WHAT YOU HAVE TO DO
Go through the entries, filter for the word "conversion", and copy every line that has it.

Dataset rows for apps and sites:
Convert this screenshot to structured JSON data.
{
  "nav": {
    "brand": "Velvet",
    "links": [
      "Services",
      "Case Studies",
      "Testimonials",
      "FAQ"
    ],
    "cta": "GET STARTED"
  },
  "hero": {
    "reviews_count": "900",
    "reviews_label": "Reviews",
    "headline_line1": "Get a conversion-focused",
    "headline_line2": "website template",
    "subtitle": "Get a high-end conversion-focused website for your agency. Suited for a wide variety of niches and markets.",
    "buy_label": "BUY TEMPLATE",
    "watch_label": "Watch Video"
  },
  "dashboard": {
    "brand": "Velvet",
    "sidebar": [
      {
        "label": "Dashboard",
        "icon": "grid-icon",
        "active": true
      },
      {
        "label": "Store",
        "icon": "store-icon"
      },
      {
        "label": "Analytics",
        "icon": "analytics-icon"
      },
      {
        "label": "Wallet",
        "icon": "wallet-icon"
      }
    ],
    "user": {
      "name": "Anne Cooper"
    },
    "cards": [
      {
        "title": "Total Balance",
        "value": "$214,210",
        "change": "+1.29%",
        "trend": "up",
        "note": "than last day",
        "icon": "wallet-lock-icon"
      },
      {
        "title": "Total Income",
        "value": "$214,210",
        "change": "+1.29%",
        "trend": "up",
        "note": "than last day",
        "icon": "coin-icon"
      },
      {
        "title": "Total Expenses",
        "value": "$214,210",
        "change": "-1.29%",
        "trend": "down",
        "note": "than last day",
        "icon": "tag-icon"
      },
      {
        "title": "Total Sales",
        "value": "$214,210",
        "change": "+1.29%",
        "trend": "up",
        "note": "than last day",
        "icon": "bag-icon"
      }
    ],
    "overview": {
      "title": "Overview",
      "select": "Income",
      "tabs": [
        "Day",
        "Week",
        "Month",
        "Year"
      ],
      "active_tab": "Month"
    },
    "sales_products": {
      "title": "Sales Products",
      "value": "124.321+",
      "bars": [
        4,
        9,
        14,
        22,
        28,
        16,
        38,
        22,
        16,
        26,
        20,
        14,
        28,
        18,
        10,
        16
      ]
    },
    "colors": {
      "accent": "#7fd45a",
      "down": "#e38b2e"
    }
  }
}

EXERCISE OUTPUT
    "headline_line1": "Get a conversion-focused",
    "subtitle": "Get a high-end conversion-focused website for your agency. Suited for a wide variety of niches and markets.",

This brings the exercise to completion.